For some of us, the story of the Barrows and Lousadas coming to Australia started at the bottom LH corner of the chart with Edward Charles Lousada. From Uncle Ben's family tree it was then not too hard to construct the LH column. Great was our surprise to progressively discover how many of Edward Charles' cohort were in Australia - the bottom line of the chart. Further work then allowed us to fill out the common ancestors, and to discover that Edward Charles was only a representative of a multi-generation influx - perhaps a not uncommon pattern in family migration to Australia! Our first arrivals in the 1820-1850 saw a very young Australia - before even the colony of Victoria separated from New South Wales. They saw the pasture lands west of the Great Dividing Range seized by the representatives of the nascent Tasmanian aristocracy. They saw dispossession of the Aborigines, and they saw (in the case of Samuel Barrow at very close hand) the way the colonies dealt with the convicts, and they had greater chance of financial fortune than the later arrivals who missed the gold rushes of the 1850s and 1860s and who had to contend with small holdings of uncleared land. Those with access to capital - the Barrow Montefiores and Levi Montefiores - did well but the others who relied upon dwindling remittances from England faced a struggle.

The previous generation led the way - represented by Edward Charles Lousada's uncle Samuel Barrow, Samuel Barrow's second cousin Joseph Barrow Montefiore, and Joseph Barrow Montefiore's brother-in-law George Mocatta. Joseph Barrow Montefiore had 13 children, while George Mocatta was survived by 3 sons and a daughter. A son-in-law and nephew of Joseph Barrow Montefiore - Eliezer Levi Montefiore - became prominent in the arts in Victoria and NSW. Samuel Barrow's 5 children went to England after Samuel's early death. The first member of this cohort to come to Australia, and in so doing was the pioneer of the Barrow Lousadas in Australia, was Walter Jacob Levi - though he was not strictly a Barrow descendant. After successfully growing cotton on Barbados, Walter came to Sydney in 1827 but died tragically a year later without replicating his Barbados success (ref 67) and without fulfilling his political and social conscience (ref 82). He and his brother Solomon Jacob Levi figure in the will of Rebecca Barrow #236. Walter Jacob Levi married a daughter of Lemon Hart, supplier of rum to the British Navy, and whose company still exists today! A key ancestor of the Australian Montefiores was Judith Joseph Levi, cousin of Simon Barrow of Bath.

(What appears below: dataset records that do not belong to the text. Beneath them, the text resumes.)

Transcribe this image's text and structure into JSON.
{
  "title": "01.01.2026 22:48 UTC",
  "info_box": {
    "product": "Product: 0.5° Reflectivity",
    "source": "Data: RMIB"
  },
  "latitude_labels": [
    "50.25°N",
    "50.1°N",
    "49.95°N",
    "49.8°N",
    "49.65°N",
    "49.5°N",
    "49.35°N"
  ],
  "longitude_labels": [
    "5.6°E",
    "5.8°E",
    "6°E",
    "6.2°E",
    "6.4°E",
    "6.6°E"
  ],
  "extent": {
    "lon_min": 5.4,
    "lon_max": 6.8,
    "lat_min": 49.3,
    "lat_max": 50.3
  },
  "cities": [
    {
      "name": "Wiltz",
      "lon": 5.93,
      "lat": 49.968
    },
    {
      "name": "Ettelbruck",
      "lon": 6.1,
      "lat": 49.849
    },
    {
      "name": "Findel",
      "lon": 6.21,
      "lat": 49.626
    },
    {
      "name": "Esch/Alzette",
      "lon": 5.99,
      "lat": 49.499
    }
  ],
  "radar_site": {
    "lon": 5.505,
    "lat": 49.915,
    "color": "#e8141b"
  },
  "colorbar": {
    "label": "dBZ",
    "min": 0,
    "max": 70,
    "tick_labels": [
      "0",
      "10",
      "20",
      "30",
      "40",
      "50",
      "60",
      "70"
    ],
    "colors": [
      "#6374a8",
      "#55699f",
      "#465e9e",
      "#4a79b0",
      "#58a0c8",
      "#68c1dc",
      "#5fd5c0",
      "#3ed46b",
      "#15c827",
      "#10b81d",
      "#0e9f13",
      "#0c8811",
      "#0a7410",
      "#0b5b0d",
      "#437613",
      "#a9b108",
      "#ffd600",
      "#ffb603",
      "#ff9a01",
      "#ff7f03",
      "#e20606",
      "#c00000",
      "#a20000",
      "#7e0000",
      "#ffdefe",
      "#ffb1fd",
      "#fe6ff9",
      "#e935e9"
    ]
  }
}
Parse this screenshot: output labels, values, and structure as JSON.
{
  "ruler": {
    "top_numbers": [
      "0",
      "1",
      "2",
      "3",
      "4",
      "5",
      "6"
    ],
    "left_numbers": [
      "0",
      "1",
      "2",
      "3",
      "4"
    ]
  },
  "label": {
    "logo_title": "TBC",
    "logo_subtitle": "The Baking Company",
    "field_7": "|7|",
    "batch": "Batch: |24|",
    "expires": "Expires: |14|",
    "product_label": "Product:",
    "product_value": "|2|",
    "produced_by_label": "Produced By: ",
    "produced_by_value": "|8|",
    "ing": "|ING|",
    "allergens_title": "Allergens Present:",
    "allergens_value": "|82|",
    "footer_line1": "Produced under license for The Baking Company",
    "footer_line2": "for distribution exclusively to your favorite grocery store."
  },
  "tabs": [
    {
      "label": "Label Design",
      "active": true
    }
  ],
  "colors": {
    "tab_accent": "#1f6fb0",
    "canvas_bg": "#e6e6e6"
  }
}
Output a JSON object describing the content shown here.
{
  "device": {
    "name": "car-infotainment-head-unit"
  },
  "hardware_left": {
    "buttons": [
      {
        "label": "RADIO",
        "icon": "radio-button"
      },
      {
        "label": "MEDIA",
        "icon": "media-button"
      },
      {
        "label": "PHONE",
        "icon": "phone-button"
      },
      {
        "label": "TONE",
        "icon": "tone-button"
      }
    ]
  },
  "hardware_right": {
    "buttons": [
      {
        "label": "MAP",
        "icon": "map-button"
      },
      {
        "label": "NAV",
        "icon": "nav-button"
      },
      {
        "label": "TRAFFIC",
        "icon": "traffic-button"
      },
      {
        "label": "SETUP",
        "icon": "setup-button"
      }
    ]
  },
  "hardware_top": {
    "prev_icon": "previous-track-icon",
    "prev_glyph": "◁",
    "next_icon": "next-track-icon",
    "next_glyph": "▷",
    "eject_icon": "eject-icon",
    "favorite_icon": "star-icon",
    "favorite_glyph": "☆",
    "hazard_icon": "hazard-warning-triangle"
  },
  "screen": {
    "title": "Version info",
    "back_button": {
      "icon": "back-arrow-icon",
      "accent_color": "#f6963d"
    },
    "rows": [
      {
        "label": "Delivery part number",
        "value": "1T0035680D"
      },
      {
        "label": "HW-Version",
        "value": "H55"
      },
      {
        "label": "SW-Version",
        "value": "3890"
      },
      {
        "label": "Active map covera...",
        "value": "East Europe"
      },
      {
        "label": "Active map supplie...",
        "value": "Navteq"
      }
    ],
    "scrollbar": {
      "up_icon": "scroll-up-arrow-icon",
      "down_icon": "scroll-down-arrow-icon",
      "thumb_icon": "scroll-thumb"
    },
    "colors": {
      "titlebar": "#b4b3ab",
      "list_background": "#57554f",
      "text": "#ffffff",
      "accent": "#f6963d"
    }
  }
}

Of his own generation, Edward Charles Lousada came to Australia as did two brothers, three cousins and two third cousins - most of which (other than Blanche Henrietta Skipper and perhaps her brother Herbert de Symons Skipper) - produced offspring to complement the 13 Barrow Montefiore and 4 Mocatta offspring. The next generation also came and settled - a niece Norah Agnes Lousada (daughter of Reginald Robert Lousada) left no offspring, but John Graham Tyssen married here and did produce offspring. In the following generation, Peter Desmond Lousada (a grandson of St Leger Lousada) came to Australia with offspring. 

 Others we know less about came as well - Lousadas, Montefiores, Furtados and (so Edmund Barrow advises) Barrows. Simon Greenfield reported that another early Lousada descendant - Frederick Aguilar who was of Samuel Barrow's generation and descended from Rebecca Baruh Lousada #130 a sister of Jacob Baruh Lousada - lived in Sydney 1858-61 and married there with unknown descendants.